(Records for this exercise)
= = = = =
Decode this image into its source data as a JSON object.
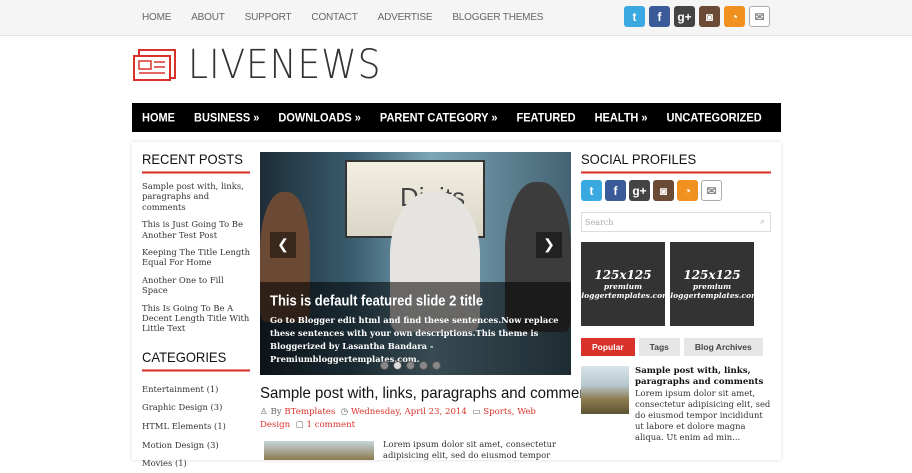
{
  "topnav": [
    "HOME",
    "ABOUT",
    "SUPPORT",
    "CONTACT",
    "ADVERTISE",
    "BLOGGER THEMES"
  ],
  "social_icons": [
    "twitter-icon",
    "facebook-icon",
    "google-plus-icon",
    "instagram-icon",
    "rss-icon",
    "mail-icon"
  ],
  "logo": {
    "text": "LIVENEWS",
    "accent": "#d8322a"
  },
  "mainnav": [
    "HOME",
    "BUSINESS »",
    "DOWNLOADS »",
    "PARENT CATEGORY »",
    "FEATURED",
    "HEALTH »",
    "UNCATEGORIZED"
  ],
  "recent_posts": {
    "title": "RECENT POSTS",
    "items": [
      "Sample post with, links, paragraphs and comments",
      "This is Just Going To Be Another Test Post",
      "Keeping The Title Length Equal For Home",
      "Another One to Fill Space",
      "This Is Going To Be A Decent Length Title With Little Text"
    ]
  },
  "categories": {
    "title": "CATEGORIES",
    "items": [
      "Entertainment (1)",
      "Graphic Design (3)",
      "HTML Elements (1)",
      "Motion Design (3)",
      "Movies (1)"
    ]
  },
  "slider": {
    "screen_text": "Digits",
    "title": "This is default featured slide 2 title",
    "text": "Go to Blogger edit html and find these sentences.Now replace these sentences with your own descriptions.This theme is Bloggerized by Lasantha Bandara - Premiumbloggertemplates.com.",
    "active_dot": 2
  },
  "post": {
    "title": "Sample post with, links, paragraphs and comments",
    "by": "By",
    "author": "BTemplates",
    "date": "Wednesday, April 23, 2014",
    "categories": "Sports, Web Design",
    "comments": "1 comment",
    "excerpt": "Lorem ipsum dolor sit amet, consectetur adipisicing elit, sed do eiusmod tempor"
  },
  "sidebar": {
    "social_title": "SOCIAL PROFILES",
    "search_placeholder": "Search",
    "ad1_size": "125x125",
    "ad1_line1": "premium",
    "ad1_line2": "bloggertemplates.com",
    "ad2_size": "125x125",
    "ad2_line1": "premium",
    "ad2_line2": "bloggertemplates.com",
    "tabs": [
      "Popular",
      "Tags",
      "Blog Archives"
    ],
    "popular_title": "Sample post with, links, paragraphs and comments",
    "popular_text": "Lorem ipsum dolor sit amet, consectetur adipisicing elit, sed do eiusmod tempor incididunt ut labore et dolore magna aliqua. Ut enim ad min..."
  }
}
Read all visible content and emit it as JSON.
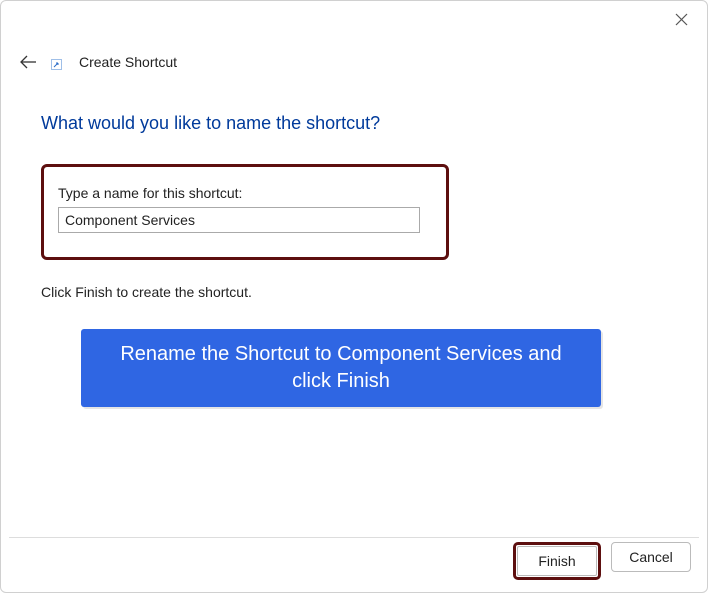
{
  "window": {
    "title": "Create Shortcut"
  },
  "main": {
    "question": "What would you like to name the shortcut?",
    "label": "Type a name for this shortcut:",
    "value": "Component Services",
    "helper": "Click Finish to create the shortcut."
  },
  "callout": {
    "text": "Rename the Shortcut to Component Services and click Finish"
  },
  "footer": {
    "finish": "Finish",
    "cancel": "Cancel"
  }
}
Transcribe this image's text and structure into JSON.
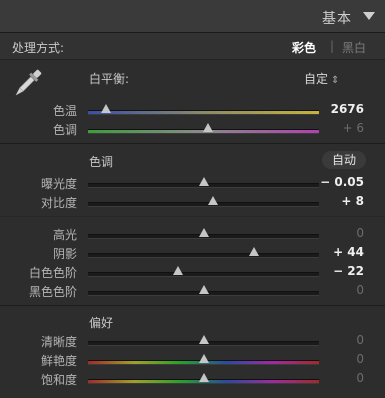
{
  "header": {
    "title": "基本"
  },
  "treatment": {
    "label": "处理方式:",
    "color": "彩色",
    "separator": "|",
    "bw": "黑白"
  },
  "white_balance": {
    "label": "白平衡:",
    "value": "自定",
    "arrows": "⇕"
  },
  "tone": {
    "title": "色调",
    "auto_label": "自动"
  },
  "presence": {
    "title": "偏好"
  },
  "sliders": {
    "temp": {
      "label": "色温",
      "value": "2676",
      "position": 0.08
    },
    "tint": {
      "label": "色调",
      "value": "+ 6",
      "position": 0.52
    },
    "exposure": {
      "label": "曝光度",
      "value": "− 0.05",
      "position": 0.5
    },
    "contrast": {
      "label": "对比度",
      "value": "+ 8",
      "position": 0.54
    },
    "highlights": {
      "label": "高光",
      "value": "0",
      "position": 0.5
    },
    "shadows": {
      "label": "阴影",
      "value": "+ 44",
      "position": 0.72
    },
    "whites": {
      "label": "白色色阶",
      "value": "− 22",
      "position": 0.39
    },
    "blacks": {
      "label": "黑色色阶",
      "value": "0",
      "position": 0.5
    },
    "clarity": {
      "label": "清晰度",
      "value": "0",
      "position": 0.5
    },
    "vibrance": {
      "label": "鲜艳度",
      "value": "0",
      "position": 0.5
    },
    "saturation": {
      "label": "饱和度",
      "value": "0",
      "position": 0.5
    }
  },
  "track_colors": {
    "temp": [
      "#3a4ea8",
      "#8a8a6a",
      "#c8b23a"
    ],
    "tint": [
      "#3c9c3c",
      "#8a8a8a",
      "#b040b0"
    ],
    "vibrance": [
      "#a02a2a",
      "#a0a02a",
      "#2aa02a",
      "#2a4aa0",
      "#a02aa0",
      "#a02a2a"
    ],
    "saturation": [
      "#a02a2a",
      "#a0a02a",
      "#2aa02a",
      "#2a4aa0",
      "#a02aa0",
      "#a02a2a"
    ]
  }
}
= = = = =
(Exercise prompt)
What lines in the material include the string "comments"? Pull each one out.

(Task solution)
      "Sample post with, links, paragraphs and comments",
    "title": "Sample post with, links, paragraphs and comments",
    "comments": "1 comment",
    "popular_title": "Sample post with, links, paragraphs and comments",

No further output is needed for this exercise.